Look at your hymnals—go to your table of contents. You see there on page ix, under Sanctifying and Perfecting grace? That is the third part of our threefold Wesleyan understanding of grace. You see some hymns are related to personal holiness and some hymns are related to social holiness? That’s because Wesley, the founder of Methodism believed and our heritage is that there is no personal holiness without a social expression of that holiness, and there is no social holiness without a personal holiness! Holiness means right living, it is the experience of sanctifying grace—that grace that leads us toward our intended natures.
“Preaching Jesus” could be translated as “personal holiness” while preaching what Jesus preached could be translated as “social holiness.” We have to be mindful of both—we must celebrate both in order to live up to the great example that has been set for us in the life of Jesus.

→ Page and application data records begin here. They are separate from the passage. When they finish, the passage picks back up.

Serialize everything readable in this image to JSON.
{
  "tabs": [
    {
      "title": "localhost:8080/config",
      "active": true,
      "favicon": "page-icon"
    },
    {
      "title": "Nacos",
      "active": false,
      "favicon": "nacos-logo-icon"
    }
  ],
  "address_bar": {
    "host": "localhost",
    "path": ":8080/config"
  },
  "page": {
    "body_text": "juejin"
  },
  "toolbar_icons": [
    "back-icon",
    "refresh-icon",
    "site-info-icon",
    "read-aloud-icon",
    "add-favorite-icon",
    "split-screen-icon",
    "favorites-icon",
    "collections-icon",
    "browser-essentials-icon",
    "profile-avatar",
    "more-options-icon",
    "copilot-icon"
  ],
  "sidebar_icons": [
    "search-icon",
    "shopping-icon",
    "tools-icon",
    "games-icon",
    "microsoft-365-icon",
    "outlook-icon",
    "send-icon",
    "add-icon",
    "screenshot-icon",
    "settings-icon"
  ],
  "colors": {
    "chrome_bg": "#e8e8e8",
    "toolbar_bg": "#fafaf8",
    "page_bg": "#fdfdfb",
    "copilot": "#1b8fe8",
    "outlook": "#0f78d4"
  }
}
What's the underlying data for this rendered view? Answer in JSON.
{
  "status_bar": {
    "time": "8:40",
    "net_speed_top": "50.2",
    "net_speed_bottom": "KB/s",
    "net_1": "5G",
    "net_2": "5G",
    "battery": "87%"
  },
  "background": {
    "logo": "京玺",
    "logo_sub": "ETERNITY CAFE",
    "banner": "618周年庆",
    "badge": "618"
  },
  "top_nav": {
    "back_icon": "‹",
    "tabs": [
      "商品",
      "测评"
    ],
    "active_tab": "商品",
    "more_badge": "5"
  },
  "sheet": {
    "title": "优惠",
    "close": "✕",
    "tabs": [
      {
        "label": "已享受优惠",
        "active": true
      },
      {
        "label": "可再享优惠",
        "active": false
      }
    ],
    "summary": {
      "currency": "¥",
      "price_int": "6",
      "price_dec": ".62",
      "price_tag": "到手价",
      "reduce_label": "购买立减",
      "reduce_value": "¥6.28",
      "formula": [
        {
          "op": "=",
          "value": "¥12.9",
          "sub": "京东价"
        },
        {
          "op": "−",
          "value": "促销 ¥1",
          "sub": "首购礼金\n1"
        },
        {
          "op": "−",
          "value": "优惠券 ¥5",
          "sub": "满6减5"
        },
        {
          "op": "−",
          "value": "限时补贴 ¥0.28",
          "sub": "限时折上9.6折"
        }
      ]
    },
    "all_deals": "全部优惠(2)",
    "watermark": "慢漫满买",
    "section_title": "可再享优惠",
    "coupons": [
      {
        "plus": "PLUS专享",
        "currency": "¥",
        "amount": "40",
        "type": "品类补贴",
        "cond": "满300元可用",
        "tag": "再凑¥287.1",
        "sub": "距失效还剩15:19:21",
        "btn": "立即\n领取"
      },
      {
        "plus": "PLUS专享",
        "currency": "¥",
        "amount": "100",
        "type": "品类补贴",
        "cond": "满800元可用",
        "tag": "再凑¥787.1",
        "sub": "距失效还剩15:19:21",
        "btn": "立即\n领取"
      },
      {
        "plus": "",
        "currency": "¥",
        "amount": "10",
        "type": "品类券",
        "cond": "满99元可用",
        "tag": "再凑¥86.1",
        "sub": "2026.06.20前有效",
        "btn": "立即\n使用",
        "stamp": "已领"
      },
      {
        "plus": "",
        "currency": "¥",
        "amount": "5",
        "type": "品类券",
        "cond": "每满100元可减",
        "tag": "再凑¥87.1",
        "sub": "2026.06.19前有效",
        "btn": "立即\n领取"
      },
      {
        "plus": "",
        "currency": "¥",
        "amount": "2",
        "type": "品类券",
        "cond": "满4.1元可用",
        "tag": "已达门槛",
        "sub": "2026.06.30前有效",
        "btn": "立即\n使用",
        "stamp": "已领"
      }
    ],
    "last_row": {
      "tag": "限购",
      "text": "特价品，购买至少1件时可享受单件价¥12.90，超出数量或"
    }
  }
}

Lawrence Wood concludes his article about today’s scriptures by referencing the Psalm that we heard—he writes, “Maybe the ‘heavens are telling the glory of God’ because they are above mere politics and can put truth and justice in something other than a partisan perspective. Or perhaps they have resolved not to wait. In any event, the heavens are doing their part; they ask us to join in the telling.”
Yes! Taking off the blinders is saying loud and clear that we believe God can and must be glorified even in the face of the darkness in this world. We mirror the magnificent expansive circuit of the sun when our view of our surroundings is not narrowed by what we choose and choose not to pay attention to. The harsh realities we may discover are not evidence for hopelessness, they are promptings share God’s good news! Put your trust in the truth of God’s presence, and the darkness of the world will come to light, in the “light of his glory and grace.” Amen

1 comment:

  1. AMEN PREACHER!!!!!!!!!!!!